◆ What you will do ◆
Your output should contain every record, unchanged.

◆ Raw data ◆

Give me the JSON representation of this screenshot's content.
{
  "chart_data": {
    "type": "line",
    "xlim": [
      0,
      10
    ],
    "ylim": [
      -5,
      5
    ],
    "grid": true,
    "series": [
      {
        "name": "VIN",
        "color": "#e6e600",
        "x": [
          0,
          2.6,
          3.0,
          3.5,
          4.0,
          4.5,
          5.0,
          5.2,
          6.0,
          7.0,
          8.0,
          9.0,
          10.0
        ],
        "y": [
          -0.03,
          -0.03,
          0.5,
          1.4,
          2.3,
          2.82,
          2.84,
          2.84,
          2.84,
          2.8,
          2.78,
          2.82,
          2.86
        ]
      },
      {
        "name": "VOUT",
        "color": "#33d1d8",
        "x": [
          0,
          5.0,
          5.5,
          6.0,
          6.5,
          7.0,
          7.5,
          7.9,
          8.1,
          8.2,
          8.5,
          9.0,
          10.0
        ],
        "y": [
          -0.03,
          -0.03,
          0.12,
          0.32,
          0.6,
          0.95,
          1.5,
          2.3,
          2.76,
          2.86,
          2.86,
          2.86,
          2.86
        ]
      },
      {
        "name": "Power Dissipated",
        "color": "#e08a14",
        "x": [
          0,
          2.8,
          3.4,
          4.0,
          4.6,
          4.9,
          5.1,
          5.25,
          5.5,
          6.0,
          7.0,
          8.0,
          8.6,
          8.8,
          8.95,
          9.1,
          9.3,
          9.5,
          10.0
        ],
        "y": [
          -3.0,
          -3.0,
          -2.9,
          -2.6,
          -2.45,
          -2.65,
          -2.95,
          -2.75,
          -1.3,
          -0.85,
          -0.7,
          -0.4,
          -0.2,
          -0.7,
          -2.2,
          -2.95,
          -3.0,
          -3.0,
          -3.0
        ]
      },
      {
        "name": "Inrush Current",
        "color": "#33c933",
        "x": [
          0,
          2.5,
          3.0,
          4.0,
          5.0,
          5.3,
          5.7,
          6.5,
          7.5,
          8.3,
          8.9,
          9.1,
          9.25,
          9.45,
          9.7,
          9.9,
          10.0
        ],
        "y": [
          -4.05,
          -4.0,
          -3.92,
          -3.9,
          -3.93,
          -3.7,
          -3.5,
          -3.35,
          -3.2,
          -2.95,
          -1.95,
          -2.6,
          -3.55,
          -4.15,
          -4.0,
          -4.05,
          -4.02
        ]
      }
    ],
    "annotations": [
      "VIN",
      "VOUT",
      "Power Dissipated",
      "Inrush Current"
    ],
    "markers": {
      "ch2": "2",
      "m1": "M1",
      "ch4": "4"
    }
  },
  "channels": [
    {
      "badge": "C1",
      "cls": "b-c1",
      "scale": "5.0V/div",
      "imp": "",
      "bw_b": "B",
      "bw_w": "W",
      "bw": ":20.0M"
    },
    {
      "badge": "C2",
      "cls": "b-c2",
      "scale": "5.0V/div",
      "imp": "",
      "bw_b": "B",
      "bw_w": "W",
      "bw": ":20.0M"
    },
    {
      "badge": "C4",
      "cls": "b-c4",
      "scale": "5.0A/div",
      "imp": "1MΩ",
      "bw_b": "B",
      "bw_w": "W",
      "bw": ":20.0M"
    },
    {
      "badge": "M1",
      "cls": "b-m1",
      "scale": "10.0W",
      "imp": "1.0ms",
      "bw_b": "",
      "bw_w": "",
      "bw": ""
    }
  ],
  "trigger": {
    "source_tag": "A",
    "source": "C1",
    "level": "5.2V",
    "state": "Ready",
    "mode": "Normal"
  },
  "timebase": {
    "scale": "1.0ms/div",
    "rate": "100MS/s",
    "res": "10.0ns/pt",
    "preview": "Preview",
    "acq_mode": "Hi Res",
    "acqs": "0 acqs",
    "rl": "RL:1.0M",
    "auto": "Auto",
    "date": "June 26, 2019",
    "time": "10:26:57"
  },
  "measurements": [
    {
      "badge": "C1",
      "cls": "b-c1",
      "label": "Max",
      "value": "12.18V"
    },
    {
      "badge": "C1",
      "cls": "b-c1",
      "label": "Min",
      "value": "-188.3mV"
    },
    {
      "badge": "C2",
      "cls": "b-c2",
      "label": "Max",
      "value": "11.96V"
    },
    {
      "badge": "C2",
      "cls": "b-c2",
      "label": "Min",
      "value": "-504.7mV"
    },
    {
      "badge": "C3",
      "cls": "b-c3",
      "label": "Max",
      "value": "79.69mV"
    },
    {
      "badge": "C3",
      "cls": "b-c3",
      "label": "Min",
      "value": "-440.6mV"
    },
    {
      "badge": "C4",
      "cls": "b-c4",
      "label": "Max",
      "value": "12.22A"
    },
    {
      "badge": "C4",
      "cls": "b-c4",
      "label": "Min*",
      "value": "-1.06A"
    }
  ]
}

◆ Task solution ◆
Give me the JSON representation of this screenshot's content.
{
  "chart_data": {
    "type": "line",
    "xlim": [
      0,
      10
    ],
    "ylim": [
      -5,
      5
    ],
    "grid": true,
    "series": [
      {
        "name": "VIN",
        "color": "#e6e600",
        "x": [
          0,
          2.6,
          3.0,
          3.5,
          4.0,
          4.5,
          5.0,
          5.2,
          6.0,
          7.0,
          8.0,
          9.0,
          10.0
        ],
        "y": [
          -0.03,
          -0.03,
          0.5,
          1.4,
          2.3,
          2.82,
          2.84,
          2.84,
          2.84,
          2.8,
          2.78,
          2.82,
          2.86
        ]
      },
      {
        "name": "VOUT",
        "color": "#33d1d8",
        "x": [
          0,
          5.0,
          5.5,
          6.0,
          6.5,
          7.0,
          7.5,
          7.9,
          8.1,
          8.2,
          8.5,
          9.0,
          10.0
        ],
        "y": [
          -0.03,
          -0.03,
          0.12,
          0.32,
          0.6,
          0.95,
          1.5,
          2.3,
          2.76,
          2.86,
          2.86,
          2.86,
          2.86
        ]
      },
      {
        "name": "Power Dissipated",
        "color": "#e08a14",
        "x": [
          0,
          2.8,
          3.4,
          4.0,
          4.6,
          4.9,
          5.1,
          5.25,
          5.5,
          6.0,
          7.0,
          8.0,
          8.6,
          8.8,
          8.95,
          9.1,
          9.3,
          9.5,
          10.0
        ],
        "y": [
          -3.0,
          -3.0,
          -2.9,
          -2.6,
          -2.45,
          -2.65,
          -2.95,
          -2.75,
          -1.3,
          -0.85,
          -0.7,
          -0.4,
          -0.2,
          -0.7,
          -2.2,
          -2.95,
          -3.0,
          -3.0,
          -3.0
        ]
      },
      {
        "name": "Inrush Current",
        "color": "#33c933",
        "x": [
          0,
          2.5,
          3.0,
          4.0,
          5.0,
          5.3,
          5.7,
          6.5,
          7.5,
          8.3,
          8.9,
          9.1,
          9.25,
          9.45,
          9.7,
          9.9,
          10.0
        ],
        "y": [
          -4.05,
          -4.0,
          -3.92,
          -3.9,
          -3.93,
          -3.7,
          -3.5,
          -3.35,
          -3.2,
          -2.95,
          -1.95,
          -2.6,
          -3.55,
          -4.15,
          -4.0,
          -4.05,
          -4.02
        ]
      }
    ],
    "annotations": [
      "VIN",
      "VOUT",
      "Power Dissipated",
      "Inrush Current"
    ],
    "markers": {
      "ch2": "2",
      "m1": "M1",
      "ch4": "4"
    }
  },
  "channels": [
    {
      "badge": "C1",
      "cls": "b-c1",
      "scale": "5.0V/div",
      "imp": "",
      "bw_b": "B",
      "bw_w": "W",
      "bw": ":20.0M"
    },
    {
      "badge": "C2",
      "cls": "b-c2",
      "scale": "5.0V/div",
      "imp": "",
      "bw_b": "B",
      "bw_w": "W",
      "bw": ":20.0M"
    },
    {
      "badge": "C4",
      "cls": "b-c4",
      "scale": "5.0A/div",
      "imp": "1MΩ",
      "bw_b": "B",
      "bw_w": "W",
      "bw": ":20.0M"
    },
    {
      "badge": "M1",
      "cls": "b-m1",
      "scale": "10.0W",
      "imp": "1.0ms",
      "bw_b": "",
      "bw_w": "",
      "bw": ""
    }
  ],
  "trigger": {
    "source_tag": "A",
    "source": "C1",
    "level": "5.2V",
    "state": "Ready",
    "mode": "Normal"
  },
  "timebase": {
    "scale": "1.0ms/div",
    "rate": "100MS/s",
    "res": "10.0ns/pt",
    "preview": "Preview",
    "acq_mode": "Hi Res",
    "acqs": "0 acqs",
    "rl": "RL:1.0M",
    "auto": "Auto",
    "date": "June 26, 2019",
    "time": "10:26:57"
  },
  "measurements": [
    {
      "badge": "C1",
      "cls": "b-c1",
      "label": "Max",
      "value": "12.18V"
    },
    {
      "badge": "C1",
      "cls": "b-c1",
      "label": "Min",
      "value": "-188.3mV"
    },
    {
      "badge": "C2",
      "cls": "b-c2",
      "label": "Max",
      "value": "11.96V"
    },
    {
      "badge": "C2",
      "cls": "b-c2",
      "label": "Min",
      "value": "-504.7mV"
    },
    {
      "badge": "C3",
      "cls": "b-c3",
      "label": "Max",
      "value": "79.69mV"
    },
    {
      "badge": "C3",
      "cls": "b-c3",
      "label": "Min",
      "value": "-440.6mV"
    },
    {
      "badge": "C4",
      "cls": "b-c4",
      "label": "Max",
      "value": "12.22A"
    },
    {
      "badge": "C4",
      "cls": "b-c4",
      "label": "Min*",
      "value": "-1.06A"
    }
  ]
}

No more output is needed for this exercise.